The tenuous truce between Israel and Hamas in Gaza, which has allowed for the release of 58 hostages thus far, has amazingly held despite the fact that neither side is in direct contact and both are determined to destroy the other.
The question now is how long the convergence of interests that produced the agreement will hold, permitting the release of more people kidnapped in the Israeli terror strikes by Hamas and the admission of more trucks carrying much-needed humanitarian supplies into Gaza.
As Thanksgiving was being celebrated in the United States, captives and their families were reunited in an emotional exchange sparked by rapid changes in the Middle East. However, the suffering of Palestinians and the majority of those remaining in custody highlighted the horrific cost of the conflict.
The conflict may soon resume and get much more expensive and unmanageable, according to medium- and longer-term variables that are emerging now that President Joe Biden is back in Washington following his holiday weekend in Nantucket, Massachusetts.
Nevertheless, optimism is growing that the agreement won’t expire on Monday as planned following the four days of releases that were agreed upon. The provision that Hamas is attempting to get included in the original agreement would have required additional days of Israeli attack pauses in exchange for the release of ten captives from each side.
According to a statement from his office, Prime Minister Benjamin Netanyahu told Biden in a call on Sunday that an extension would be appreciated if the notion was considered with the Israeli Cabinet.
Additionally, the two crucial agreement facilitators, the US and Qatar, hope to build on the momentum of the ceasefire to put an end to the war permanently, which might result in the release of more hostages and the protection of civilians.
Both Israel and Hamas seem to have good reasons to keep the truce in place for the near future. As more hostages return home, Netanyahu, who has been subjected to intense political pressure from the families of those detained, may experience some amount of respite. Meanwhile, Hamas has profited from the cessation of Israeli ground operations and airstrikes, which is expected to allow it to regroup and get ready for an anticipated expanded Israeli attack on its southern strongholds.
Civilian Carnage in Gaza
Biden has a strong imperative to delay or prevent more civilian carnage in Gaza—both for humanitarian reasons and to defuse a domestic political backlash from young, progressive voters who have denounced his unwavering support for Israel. The US is seeking the return of Americans who were detained or unaccounted for following the Hamas raids on October 7.

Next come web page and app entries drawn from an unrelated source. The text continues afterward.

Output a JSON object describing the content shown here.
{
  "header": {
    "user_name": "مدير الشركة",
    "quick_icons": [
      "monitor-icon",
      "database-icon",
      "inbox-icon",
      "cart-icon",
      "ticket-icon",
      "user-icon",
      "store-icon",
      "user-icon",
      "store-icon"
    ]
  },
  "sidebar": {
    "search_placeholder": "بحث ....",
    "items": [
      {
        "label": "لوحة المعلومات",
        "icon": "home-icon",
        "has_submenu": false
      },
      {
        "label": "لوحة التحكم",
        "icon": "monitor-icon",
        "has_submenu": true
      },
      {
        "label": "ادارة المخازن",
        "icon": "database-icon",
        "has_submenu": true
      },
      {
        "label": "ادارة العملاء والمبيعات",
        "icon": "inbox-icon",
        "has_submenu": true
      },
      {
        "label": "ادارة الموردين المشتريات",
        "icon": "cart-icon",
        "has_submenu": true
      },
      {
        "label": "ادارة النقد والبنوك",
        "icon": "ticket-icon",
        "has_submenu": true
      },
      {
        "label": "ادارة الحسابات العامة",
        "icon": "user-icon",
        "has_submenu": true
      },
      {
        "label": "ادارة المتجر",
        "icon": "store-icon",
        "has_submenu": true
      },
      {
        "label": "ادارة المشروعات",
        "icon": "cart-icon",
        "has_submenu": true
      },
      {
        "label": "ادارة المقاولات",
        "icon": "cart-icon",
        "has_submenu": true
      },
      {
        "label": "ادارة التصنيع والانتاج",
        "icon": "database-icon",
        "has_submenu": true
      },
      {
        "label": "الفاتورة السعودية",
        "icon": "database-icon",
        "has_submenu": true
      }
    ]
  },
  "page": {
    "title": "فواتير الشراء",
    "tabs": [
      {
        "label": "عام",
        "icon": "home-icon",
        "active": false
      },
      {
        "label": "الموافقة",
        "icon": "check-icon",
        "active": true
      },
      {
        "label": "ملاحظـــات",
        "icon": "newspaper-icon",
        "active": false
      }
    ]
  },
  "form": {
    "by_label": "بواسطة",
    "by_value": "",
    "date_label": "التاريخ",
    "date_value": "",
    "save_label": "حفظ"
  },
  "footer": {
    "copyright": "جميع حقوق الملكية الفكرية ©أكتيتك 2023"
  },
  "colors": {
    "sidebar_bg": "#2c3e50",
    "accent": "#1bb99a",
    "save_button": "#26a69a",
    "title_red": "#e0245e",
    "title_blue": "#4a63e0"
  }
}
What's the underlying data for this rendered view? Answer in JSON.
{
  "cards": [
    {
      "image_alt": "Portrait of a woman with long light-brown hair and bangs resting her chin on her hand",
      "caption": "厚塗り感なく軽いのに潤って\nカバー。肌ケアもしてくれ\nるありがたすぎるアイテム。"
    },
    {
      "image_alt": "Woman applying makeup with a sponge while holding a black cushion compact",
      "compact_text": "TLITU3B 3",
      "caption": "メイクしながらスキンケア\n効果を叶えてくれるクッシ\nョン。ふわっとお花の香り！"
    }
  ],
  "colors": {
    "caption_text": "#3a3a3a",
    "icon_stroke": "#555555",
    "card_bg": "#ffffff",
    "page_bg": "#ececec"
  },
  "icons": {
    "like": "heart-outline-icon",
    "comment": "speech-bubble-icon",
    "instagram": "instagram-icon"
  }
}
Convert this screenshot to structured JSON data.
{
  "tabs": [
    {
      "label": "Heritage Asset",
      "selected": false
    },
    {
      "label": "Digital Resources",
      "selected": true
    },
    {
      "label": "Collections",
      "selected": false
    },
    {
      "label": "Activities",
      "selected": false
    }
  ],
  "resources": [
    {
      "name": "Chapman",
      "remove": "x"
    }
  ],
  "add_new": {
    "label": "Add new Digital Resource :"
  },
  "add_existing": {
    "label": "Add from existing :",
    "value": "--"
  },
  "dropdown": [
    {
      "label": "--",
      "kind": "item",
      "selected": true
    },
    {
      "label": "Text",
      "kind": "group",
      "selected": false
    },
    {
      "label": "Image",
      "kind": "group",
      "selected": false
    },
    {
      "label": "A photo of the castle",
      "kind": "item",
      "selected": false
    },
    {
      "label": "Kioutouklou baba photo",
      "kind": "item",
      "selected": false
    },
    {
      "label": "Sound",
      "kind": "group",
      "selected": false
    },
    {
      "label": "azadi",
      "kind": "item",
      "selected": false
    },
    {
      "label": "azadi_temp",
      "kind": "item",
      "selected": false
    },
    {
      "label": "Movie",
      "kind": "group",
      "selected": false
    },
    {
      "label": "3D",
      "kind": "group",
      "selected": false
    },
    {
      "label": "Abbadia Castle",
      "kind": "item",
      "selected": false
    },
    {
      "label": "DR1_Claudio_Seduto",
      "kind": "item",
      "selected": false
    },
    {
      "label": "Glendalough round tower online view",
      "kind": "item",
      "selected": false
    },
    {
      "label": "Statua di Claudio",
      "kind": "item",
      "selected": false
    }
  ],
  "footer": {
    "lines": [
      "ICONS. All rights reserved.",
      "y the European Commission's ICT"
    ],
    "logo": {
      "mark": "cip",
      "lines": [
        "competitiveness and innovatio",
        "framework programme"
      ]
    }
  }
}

And suffering exists far from Israel and Gaza. Three Palestinian college students were shot in Vermont, and a suspect has been taken into custody. According to a news release from the Burlington Police Department, 48-year-old Jason J. Eaton was taken into custody on Sunday afternoon, close to the attack site. The charges against him were not made public by the police on Monday morning. It is unknown to CNN if Eaton is represented by an attorney. The incident comes as antisemitism has increased, making American Jews feel less secure.
Humanitarian objectives might benefit from a protracted ceasefire, but there could not be much time before Israel’s or Hamas’s strategic objectives change. This implies that there is still a great deal of uncertainty about the fate of the remaining hostages, who include a sizable number of young men and some members of the Israeli security services.
For example, given the current circumstances, Hamas is once again able to dictate the pace of the battle by influencing Israeli military actions and responses through the use of hostages. What Israel promises to be a drive to eradicate the Islamist movement is made more difficult by the hiatus. Furthermore, Netanyahu’s administration will face a grave moral conundrum as the fate of the hostages that are still held is weighed against the larger objectives of the Israeli military.